Times are intertwined, and it was here, in Dresden, it is felt almost everywhere. With places in the Park where Yana Yanka can for himself his own past as a film to impose on the present, close to the house in which I lived for five years that KGB officer Vladimir Putin, who now ruled in Moscow. In Dresden, you can book a tour of the places associated with him. Also quickly you can reach the Soviet garrison cemetery, the road leads past the officers ‘ school, where the cadets systematically marching through the yard where they are loaded into buses and then driven. Next door to the place, where the ground soldiers lie in military graves of the red Army. And times intertwined even at the graveyard. The one who only briefly looked back, he might not see the second part of the cemetery where the military, who died during the occupation.

Matthias Platzeck asks himself, who, indeed, will voluntarily and actively engage Russia when Gernot Erler (Gernot Erler) after the elections in autumn will leave his post of Commissioner of the government of Germany on cooperation with Russia: “After this will be harder”. Yana Yanka told me about the surprise with which her peers are listening about her interest in Russia and about the legacy of the Soviet Union, especially in Dresden.

Therefore the question is, who at various levels in the future will be to discuss or at least to define the legacy of this time and how long and deep will this legacy be remembered.

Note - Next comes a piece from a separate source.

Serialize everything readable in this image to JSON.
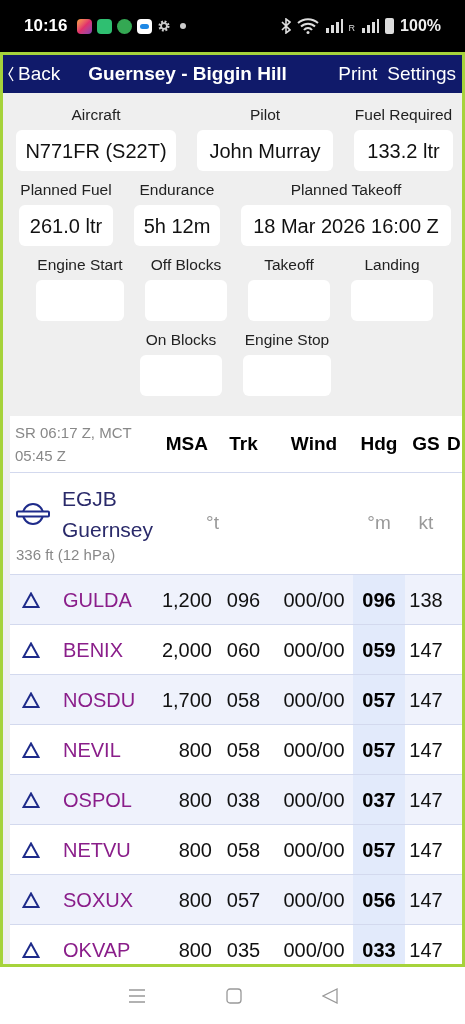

This should be considered during a walk at the garrison cemetery June day. Weather here is doing its job. This can be seen on everything — on the graves, on a huge stone bearer, the obelisk. You look at it’s past and slowly go to the exit. The last thing you will see there at the door, will Board, the inscription on which probably. should be taken symbolically. It says: “Door closes automatically”.